After a traumatic childhood, Adolf Wölfli was arrested in 1890 for the attempted sexual assault of two young girls and sentenced to two years in the St. Johannsen prison in Berne. In 1895 he was arrested once again for the attempted molestation of a very young girl. At this point he was committed to the Waldau Mental Asylum for evaluation, and diagnosed as schizophrenic. He would remain a "patient" there until his death in 1930. During his institutionalization, he was reportedly often violent and uncontrollable, and was frequently placed in solitary confinement.
Some years after his admission to the Asylum, in 1908, he began to draw. At first he was allowed only one pencil per week, which he always quickly wore down to a nub. However, staff soon realized that drawing and writing helped to subdue his temper, and so they provided him with more supplies. Wölfli soon began work on his 25,000-page illustrated narrative life story which, upon his death, measured six feet high when stacked up. In this work, he constructed a new history of his childhood and a described a glorious future with its own uniquely personal mythology.

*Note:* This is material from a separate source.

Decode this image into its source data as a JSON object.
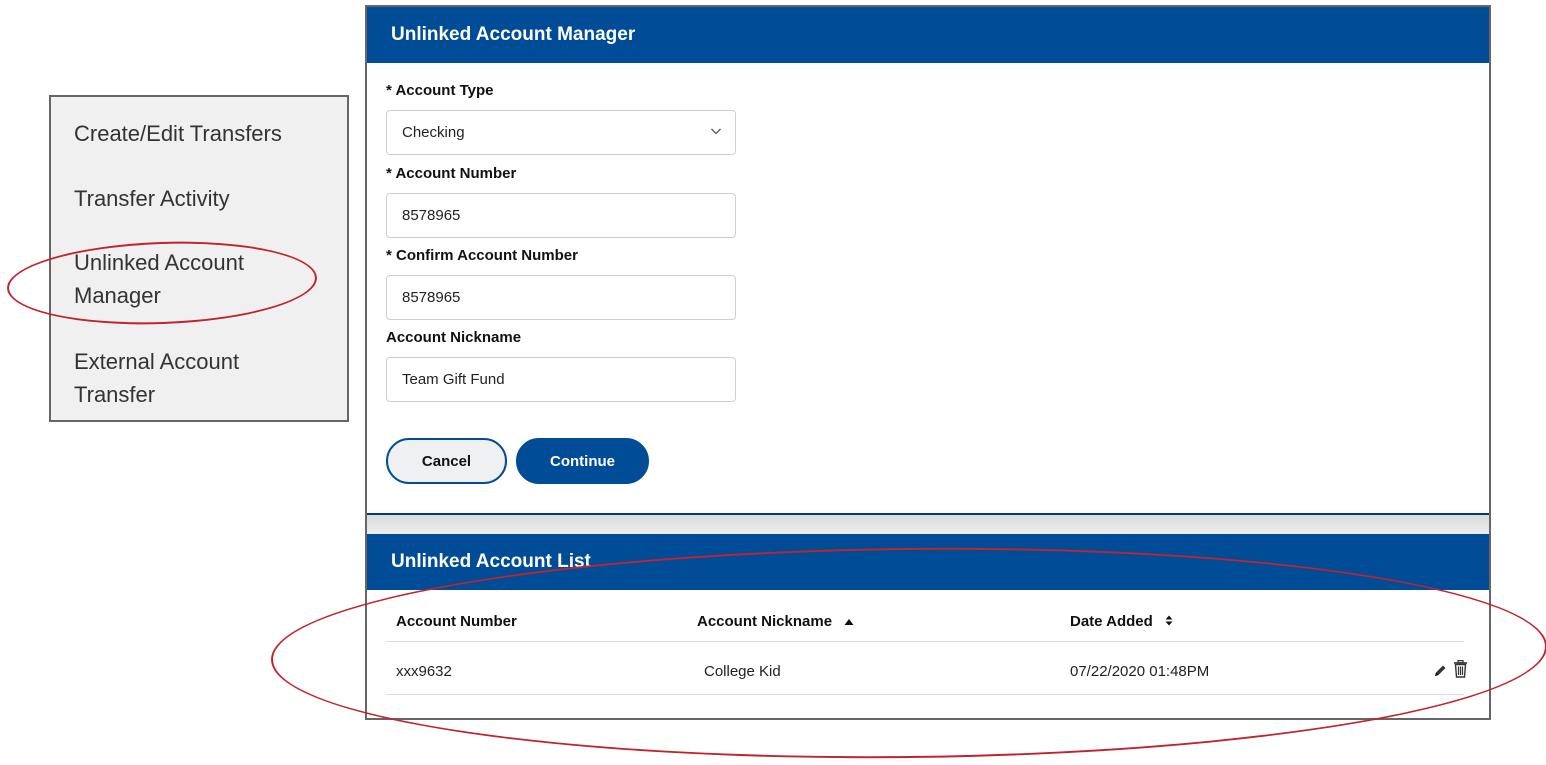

The first book of Wölfli's imaginary autobiography, comprised of 3000 pages, is titled From the Cradle to the Grave (1908-1912). The image pictured here comes from this first book, in which Wölfli re-narrates his tragic childhood into a magnificent travelog, which recounts how a child named Doufi traveled "more or less around the entire world." The narrative is ornately and densely illustrated with intricate drawings of geometric shapes, fictitious maps, portraits, palaces, churches, kings, queens, animals, and speaking plants, and also incorporates text and musical notation. In the second book, titled the Geographic and Algebraic Books (1912-1917), Wölfli describes how to build in the future "Saint Adolf-Giant-Creation", a huge "capital fortune" that will allow for the purchase, renaming and urbanization of the planet, and eventually the entire universe. In this narrative, Wölfli renames himself St. Adolf II. The third and fourth books, Books with Songs and Dances (1917-1922) and Album Books with Dances and Marches (1924-1928), celebrate his "Saint Adolf-Giant-Creation" not only through drawings, but also sound poetry, songs, musical scales, and collages. Finally, from 1928 until his death in 1930, he worked on the fifth and final book, the Funeral March. In this substantial volume, totaling over 8,000 pages, he (as the website www.AdolfWoelfli.ch writes, with information collated by the Museum of Fine Art in Bern, Switzerland) "recapitulates central motifs of his world system in the reduced form of keywords and collages, weaving them into a infinite tapestry of sounds and pictures", creating "a fascinating requiem."